» Page and application data records:
◆ ◆ ◆ ◆

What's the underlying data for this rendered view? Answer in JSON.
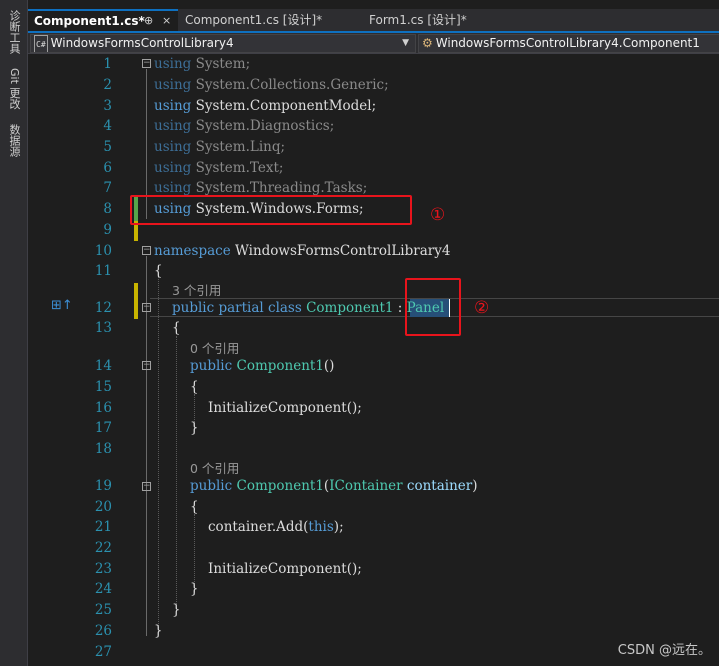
{
  "toolstrip": {
    "items": [
      "诊断工具",
      "Git 更改",
      "数据源"
    ]
  },
  "tabs": [
    {
      "label": "Component1.cs*",
      "pin": "⊕",
      "close": "×"
    },
    {
      "label": "Component1.cs [设计]*"
    },
    {
      "label": "Form1.cs [设计]*"
    }
  ],
  "navbar": {
    "project": "WindowsFormsControlLibrary4",
    "project_icon": "C#-project-icon",
    "member": "WindowsFormsControlLibrary4.Component1",
    "member_icon": "class-icon"
  },
  "editor": {
    "line_numbers": [
      "1",
      "2",
      "3",
      "4",
      "5",
      "6",
      "7",
      "8",
      "9",
      "10",
      "11",
      "12",
      "13",
      "14",
      "15",
      "16",
      "17",
      "18",
      "19",
      "20",
      "21",
      "22",
      "23",
      "24",
      "25",
      "26",
      "27"
    ],
    "codelens": {
      "class_refs": "3 个引用",
      "ctor1_refs": "0 个引用",
      "ctor2_refs": "0 个引用"
    },
    "using_kw": "using",
    "usings": [
      "System;",
      "System.Collections.Generic;",
      "System.ComponentModel;",
      "System.Diagnostics;",
      "System.Linq;",
      "System.Text;",
      "System.Threading.Tasks;",
      "System.Windows.Forms;"
    ],
    "namespace_kw": "namespace",
    "namespace_name": "WindowsFormsControlLibrary4",
    "open_brace": "{",
    "close_brace": "}",
    "class_mods": "public partial class",
    "class_name": "Component1",
    "colon": " : ",
    "base_class": "Panel",
    "public_kw": "public",
    "ctor_name": "Component1",
    "ctor1_params": "()",
    "ctor2_open": "(",
    "ctor2_param_type": "IContainer",
    "ctor2_param_name": "container",
    "ctor2_close": ")",
    "init_call": "InitializeComponent();",
    "add_call_prefix": "container.Add(",
    "this_kw": "this",
    "add_call_suffix": ");"
  },
  "annotations": {
    "circle1": "①",
    "circle2": "②"
  },
  "watermark": "CSDN @远在。",
  "colors": {
    "keyword": "#569cd6",
    "type": "#4ec9b0",
    "line_number": "#2b91af",
    "annotation_red": "#e8141c",
    "accent": "#0e70c0"
  }
}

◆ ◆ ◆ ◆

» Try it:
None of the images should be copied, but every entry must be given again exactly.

» Result of the task:
What's the underlying data for this rendered view? Answer in JSON.
{
  "toolstrip": {
    "items": [
      "诊断工具",
      "Git 更改",
      "数据源"
    ]
  },
  "tabs": [
    {
      "label": "Component1.cs*",
      "pin": "⊕",
      "close": "×"
    },
    {
      "label": "Component1.cs [设计]*"
    },
    {
      "label": "Form1.cs [设计]*"
    }
  ],
  "navbar": {
    "project": "WindowsFormsControlLibrary4",
    "project_icon": "C#-project-icon",
    "member": "WindowsFormsControlLibrary4.Component1",
    "member_icon": "class-icon"
  },
  "editor": {
    "line_numbers": [
      "1",
      "2",
      "3",
      "4",
      "5",
      "6",
      "7",
      "8",
      "9",
      "10",
      "11",
      "12",
      "13",
      "14",
      "15",
      "16",
      "17",
      "18",
      "19",
      "20",
      "21",
      "22",
      "23",
      "24",
      "25",
      "26",
      "27"
    ],
    "codelens": {
      "class_refs": "3 个引用",
      "ctor1_refs": "0 个引用",
      "ctor2_refs": "0 个引用"
    },
    "using_kw": "using",
    "usings": [
      "System;",
      "System.Collections.Generic;",
      "System.ComponentModel;",
      "System.Diagnostics;",
      "System.Linq;",
      "System.Text;",
      "System.Threading.Tasks;",
      "System.Windows.Forms;"
    ],
    "namespace_kw": "namespace",
    "namespace_name": "WindowsFormsControlLibrary4",
    "open_brace": "{",
    "close_brace": "}",
    "class_mods": "public partial class",
    "class_name": "Component1",
    "colon": " : ",
    "base_class": "Panel",
    "public_kw": "public",
    "ctor_name": "Component1",
    "ctor1_params": "()",
    "ctor2_open": "(",
    "ctor2_param_type": "IContainer",
    "ctor2_param_name": "container",
    "ctor2_close": ")",
    "init_call": "InitializeComponent();",
    "add_call_prefix": "container.Add(",
    "this_kw": "this",
    "add_call_suffix": ");"
  },
  "annotations": {
    "circle1": "①",
    "circle2": "②"
  },
  "watermark": "CSDN @远在。",
  "colors": {
    "keyword": "#569cd6",
    "type": "#4ec9b0",
    "line_number": "#2b91af",
    "annotation_red": "#e8141c",
    "accent": "#0e70c0"
  }
}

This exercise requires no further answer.